* **What this task involves**
Read the entries that follow and give each one again precisely.
┏━━
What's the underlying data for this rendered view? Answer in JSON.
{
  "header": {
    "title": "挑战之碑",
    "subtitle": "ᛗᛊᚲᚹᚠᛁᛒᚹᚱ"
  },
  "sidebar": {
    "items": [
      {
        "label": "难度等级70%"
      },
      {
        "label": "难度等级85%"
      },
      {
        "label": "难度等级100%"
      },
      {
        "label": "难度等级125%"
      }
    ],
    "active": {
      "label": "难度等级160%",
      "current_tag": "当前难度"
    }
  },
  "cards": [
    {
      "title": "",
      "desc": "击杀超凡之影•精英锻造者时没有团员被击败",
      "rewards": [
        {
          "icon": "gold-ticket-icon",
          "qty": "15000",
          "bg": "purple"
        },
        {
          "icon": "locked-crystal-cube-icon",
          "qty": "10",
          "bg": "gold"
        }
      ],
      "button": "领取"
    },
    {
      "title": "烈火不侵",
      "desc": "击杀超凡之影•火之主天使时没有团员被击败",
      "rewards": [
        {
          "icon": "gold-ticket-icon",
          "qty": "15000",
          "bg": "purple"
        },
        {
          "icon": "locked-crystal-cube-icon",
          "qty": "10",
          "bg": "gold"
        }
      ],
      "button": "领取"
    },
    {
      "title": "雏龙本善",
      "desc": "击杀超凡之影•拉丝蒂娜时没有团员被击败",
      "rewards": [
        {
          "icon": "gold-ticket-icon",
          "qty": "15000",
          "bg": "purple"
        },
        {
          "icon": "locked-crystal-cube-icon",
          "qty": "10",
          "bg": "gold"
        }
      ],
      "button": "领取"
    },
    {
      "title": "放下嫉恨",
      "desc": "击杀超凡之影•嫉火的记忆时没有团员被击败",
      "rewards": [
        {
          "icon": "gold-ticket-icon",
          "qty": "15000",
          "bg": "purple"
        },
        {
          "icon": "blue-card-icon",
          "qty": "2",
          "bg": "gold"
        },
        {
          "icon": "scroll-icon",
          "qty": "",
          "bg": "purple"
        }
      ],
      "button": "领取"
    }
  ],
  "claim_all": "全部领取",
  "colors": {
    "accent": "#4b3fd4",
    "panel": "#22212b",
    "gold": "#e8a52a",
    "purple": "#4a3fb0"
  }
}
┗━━
* **Task response**
What's the underlying data for this rendered view? Answer in JSON.
{
  "header": {
    "title": "挑战之碑",
    "subtitle": "ᛗᛊᚲᚹᚠᛁᛒᚹᚱ"
  },
  "sidebar": {
    "items": [
      {
        "label": "难度等级70%"
      },
      {
        "label": "难度等级85%"
      },
      {
        "label": "难度等级100%"
      },
      {
        "label": "难度等级125%"
      }
    ],
    "active": {
      "label": "难度等级160%",
      "current_tag": "当前难度"
    }
  },
  "cards": [
    {
      "title": "",
      "desc": "击杀超凡之影•精英锻造者时没有团员被击败",
      "rewards": [
        {
          "icon": "gold-ticket-icon",
          "qty": "15000",
          "bg": "purple"
        },
        {
          "icon": "locked-crystal-cube-icon",
          "qty": "10",
          "bg": "gold"
        }
      ],
      "button": "领取"
    },
    {
      "title": "烈火不侵",
      "desc": "击杀超凡之影•火之主天使时没有团员被击败",
      "rewards": [
        {
          "icon": "gold-ticket-icon",
          "qty": "15000",
          "bg": "purple"
        },
        {
          "icon": "locked-crystal-cube-icon",
          "qty": "10",
          "bg": "gold"
        }
      ],
      "button": "领取"
    },
    {
      "title": "雏龙本善",
      "desc": "击杀超凡之影•拉丝蒂娜时没有团员被击败",
      "rewards": [
        {
          "icon": "gold-ticket-icon",
          "qty": "15000",
          "bg": "purple"
        },
        {
          "icon": "locked-crystal-cube-icon",
          "qty": "10",
          "bg": "gold"
        }
      ],
      "button": "领取"
    },
    {
      "title": "放下嫉恨",
      "desc": "击杀超凡之影•嫉火的记忆时没有团员被击败",
      "rewards": [
        {
          "icon": "gold-ticket-icon",
          "qty": "15000",
          "bg": "purple"
        },
        {
          "icon": "blue-card-icon",
          "qty": "2",
          "bg": "gold"
        },
        {
          "icon": "scroll-icon",
          "qty": "",
          "bg": "purple"
        }
      ],
      "button": "领取"
    }
  ],
  "claim_all": "全部领取",
  "colors": {
    "accent": "#4b3fd4",
    "panel": "#22212b",
    "gold": "#e8a52a",
    "purple": "#4a3fb0"
  }
}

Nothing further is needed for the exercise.